After a six-month facelift, the Shenzhen Art Museum reopens on August 10 with the exhibition “Urban Skin: Research on Potentials of Contemporary Urban Images”, previously mounted at the Tap Seac Gallery, from December 4 to January 15.
Displaying a large variety of artworks, this show includes traditional photos and sculptures, huge electronic billboards, street signs, lamp boxes, and an assortment of data and information from the Internet. It was jointly organized by the Shenzhen Art Museum and Tap Seac Gallery in Macau.
The show brings together 27 works including photographs, posters, videos and installations by 29 mainland and Macao artists. The exhibition runs through August 27.
To emphasize the museum's focus on urban art, the 30th anniversary exhibition examines city life as seen in the gray sky of urban areas, traffic signs, roads and beyond.
Located inside scenic East Lake (Donghu) Park, it opened as the Shenzhen Exhibition Hall. Along the years, it played an important role in promoting and popularizing traditional Chinese art and culture. The institution would invite artists from all over the country to show their works.

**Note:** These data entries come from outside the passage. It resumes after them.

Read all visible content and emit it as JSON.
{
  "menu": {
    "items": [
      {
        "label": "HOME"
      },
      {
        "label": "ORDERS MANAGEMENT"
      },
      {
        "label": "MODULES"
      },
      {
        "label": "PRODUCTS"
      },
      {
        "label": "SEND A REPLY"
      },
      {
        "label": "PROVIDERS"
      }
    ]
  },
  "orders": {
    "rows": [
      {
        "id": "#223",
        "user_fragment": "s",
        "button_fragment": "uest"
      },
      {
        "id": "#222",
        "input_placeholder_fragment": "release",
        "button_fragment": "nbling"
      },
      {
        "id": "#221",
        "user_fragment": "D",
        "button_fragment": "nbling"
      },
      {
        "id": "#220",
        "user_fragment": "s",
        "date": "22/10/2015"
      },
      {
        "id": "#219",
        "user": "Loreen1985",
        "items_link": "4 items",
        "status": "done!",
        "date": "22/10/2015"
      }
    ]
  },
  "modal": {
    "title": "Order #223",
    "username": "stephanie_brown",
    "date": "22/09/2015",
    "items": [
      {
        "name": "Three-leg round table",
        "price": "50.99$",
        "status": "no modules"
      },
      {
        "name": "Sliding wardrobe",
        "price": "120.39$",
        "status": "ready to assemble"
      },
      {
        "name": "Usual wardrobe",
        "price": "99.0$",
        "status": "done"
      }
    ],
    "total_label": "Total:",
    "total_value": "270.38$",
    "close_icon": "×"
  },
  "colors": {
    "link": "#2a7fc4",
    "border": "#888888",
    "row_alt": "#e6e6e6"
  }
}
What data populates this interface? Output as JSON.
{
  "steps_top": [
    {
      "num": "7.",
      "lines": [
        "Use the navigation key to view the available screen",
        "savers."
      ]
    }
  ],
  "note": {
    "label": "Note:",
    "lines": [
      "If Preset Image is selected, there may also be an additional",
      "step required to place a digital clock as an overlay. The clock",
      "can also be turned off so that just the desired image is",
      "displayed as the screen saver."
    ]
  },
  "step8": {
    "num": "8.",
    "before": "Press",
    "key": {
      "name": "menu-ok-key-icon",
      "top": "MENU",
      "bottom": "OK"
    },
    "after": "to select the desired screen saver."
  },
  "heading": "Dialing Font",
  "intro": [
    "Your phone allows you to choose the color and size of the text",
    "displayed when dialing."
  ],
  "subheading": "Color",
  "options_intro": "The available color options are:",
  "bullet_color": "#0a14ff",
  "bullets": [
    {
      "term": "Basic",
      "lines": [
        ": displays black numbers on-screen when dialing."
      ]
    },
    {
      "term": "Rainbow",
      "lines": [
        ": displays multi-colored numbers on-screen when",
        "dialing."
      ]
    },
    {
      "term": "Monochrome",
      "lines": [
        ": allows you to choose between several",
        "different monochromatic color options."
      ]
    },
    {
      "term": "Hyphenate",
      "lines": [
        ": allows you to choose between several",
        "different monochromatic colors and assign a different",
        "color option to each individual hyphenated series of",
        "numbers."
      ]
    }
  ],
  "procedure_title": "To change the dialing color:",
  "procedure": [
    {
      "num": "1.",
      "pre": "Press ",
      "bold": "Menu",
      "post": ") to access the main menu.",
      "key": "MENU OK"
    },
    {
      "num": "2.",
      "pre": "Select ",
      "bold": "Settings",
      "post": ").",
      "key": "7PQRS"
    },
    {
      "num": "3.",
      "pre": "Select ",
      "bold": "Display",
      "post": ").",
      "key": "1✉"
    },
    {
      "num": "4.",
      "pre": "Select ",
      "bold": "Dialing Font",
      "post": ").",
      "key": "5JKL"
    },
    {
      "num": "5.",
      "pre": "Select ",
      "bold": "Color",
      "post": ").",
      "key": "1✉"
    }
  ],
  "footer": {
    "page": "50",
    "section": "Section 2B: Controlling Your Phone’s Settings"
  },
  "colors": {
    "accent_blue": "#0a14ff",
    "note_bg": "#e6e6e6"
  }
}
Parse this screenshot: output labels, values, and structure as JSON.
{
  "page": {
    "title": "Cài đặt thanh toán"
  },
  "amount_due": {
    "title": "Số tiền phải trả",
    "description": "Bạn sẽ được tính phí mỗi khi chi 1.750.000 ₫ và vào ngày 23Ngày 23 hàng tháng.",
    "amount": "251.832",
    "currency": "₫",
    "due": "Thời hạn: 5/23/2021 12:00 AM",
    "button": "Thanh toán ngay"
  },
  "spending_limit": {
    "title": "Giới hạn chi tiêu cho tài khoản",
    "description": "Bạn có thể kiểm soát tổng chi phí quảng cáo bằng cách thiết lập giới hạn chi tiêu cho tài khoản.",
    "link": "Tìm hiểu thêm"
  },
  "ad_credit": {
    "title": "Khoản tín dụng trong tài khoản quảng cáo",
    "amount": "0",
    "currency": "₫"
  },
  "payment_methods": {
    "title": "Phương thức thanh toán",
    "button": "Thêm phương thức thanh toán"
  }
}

In 1987, the Shenzhen Exhibition Hall was renamed the Shenzhen Art Museum, loosing the monopoly on cultural exhibitions since Shenzhen developed immensely. In 2002 the Shenzhen Art Museum focused on contemporary urban art and has been running a series of shows for local artists since then.